Question: I am an international student here at Grambling, and this is my first semester. So far, it has not been the best experience.This is so much different to my home in Trinidad. I am having roommate issues and don’t know what to do.

What should I do if my roommate uses my stuff, goes into my closet and “borrows” stuff without my permission, and doesn’t compromise in sharing the room?

She always wants things her way; she just comes in and takes the AC on and off as she pleases.

Response: First of all, last time I checked, both of the people who inhabit the room pay housing fees, so there should be no cry for compromise. Now don’t get me wrong on this; it is not my intention to come across rude, but this is the reality of the situation. You are not the first person I have heard complain about their “roommate situation.” It is apparently a major issue for many students.

Most of us leave our homes with the same expectations and assume we can carry our bad habits around with us, without the slightest concern as to how it may affect others.

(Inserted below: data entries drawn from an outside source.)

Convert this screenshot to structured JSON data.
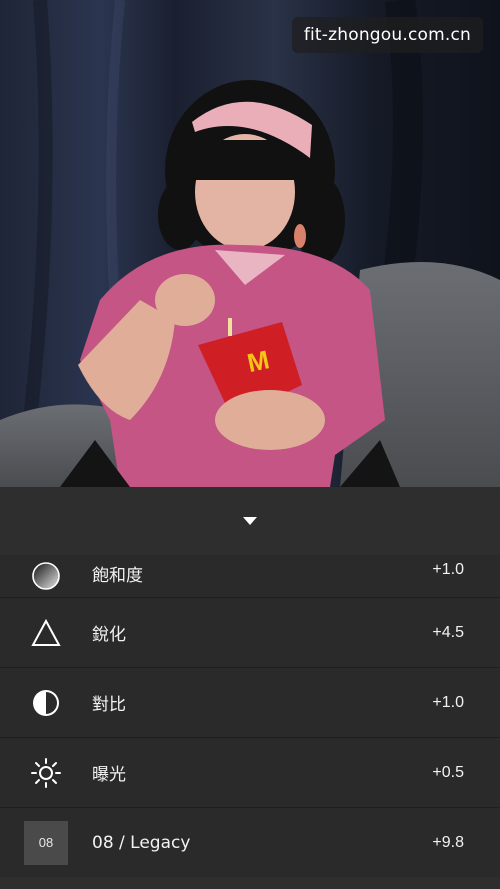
{
  "photo": {
    "alt": "portrait-photo",
    "watermark": "fit-zhongou.com.cn"
  },
  "panel": {
    "collapse_icon": "chevron-down-icon",
    "adjustments": [
      {
        "label": "飽和度",
        "value": "+1.0",
        "icon": "saturation-icon"
      },
      {
        "label": "銳化",
        "value": "+4.5",
        "icon": "sharpen-icon"
      },
      {
        "label": "對比",
        "value": "+1.0",
        "icon": "contrast-icon"
      },
      {
        "label": "曝光",
        "value": "+0.5",
        "icon": "exposure-icon"
      },
      {
        "label": "08 / Legacy",
        "value": "+9.8",
        "icon": "filter-badge",
        "badge": "08"
      }
    ]
  },
  "colors": {
    "panel_bg": "#2e2e2e",
    "row_bg": "#2a2a2a",
    "text": "#f2f2f2",
    "badge_bg": "#4a4a4a"
  }
}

University life is a big change, especially for those of us who are used to having our own space. But, it’s an adjustment we have to make.

Your roommate needs to understand that the room is not “hers.” It’s shared property, and she is not asked to but obligated to show some consideration towards your needs and comfort.

I personally think that it is quite rude or her to use the air conditioning unit at her will. And let’s not even talk about her going through your stuff and using things without your permission, this is utterly unacceptable.

Honestly there is no excuse for that and I would never stand for it.

You need to talk to your roommate, and let her know that you are not pleased with the present situation. Let her know that you will no longer stand for such.

Put her in check, and if she isn’t willing to compromise, then you should take it to the next level.

Go to your RA and request a room change or whatever you think will please you. At the end of it all, your comfort is just as important as hers.

Being from the West Indies myself, I fully understand how difficult it may be to adjust to such a big change and it’s that very reason you need to secure your comfort.

Yes, it may not be the luxuries you are used to at home but you need some level of comfort to make your time here as pleasing as possible otherwise you’d never be happy here.

I am sure that after you deal with the situation and your living conditions become more pleasing to you your experience here will be much better. Besides life is what you make it, so you should try to make your university experience the best. Don’t expect it to be good; make it good.

Look for next week’s column people and I look forward to your questions and comments.

To submit questions for advice, please e-mail the questions to gniteadvice@yahoo.com.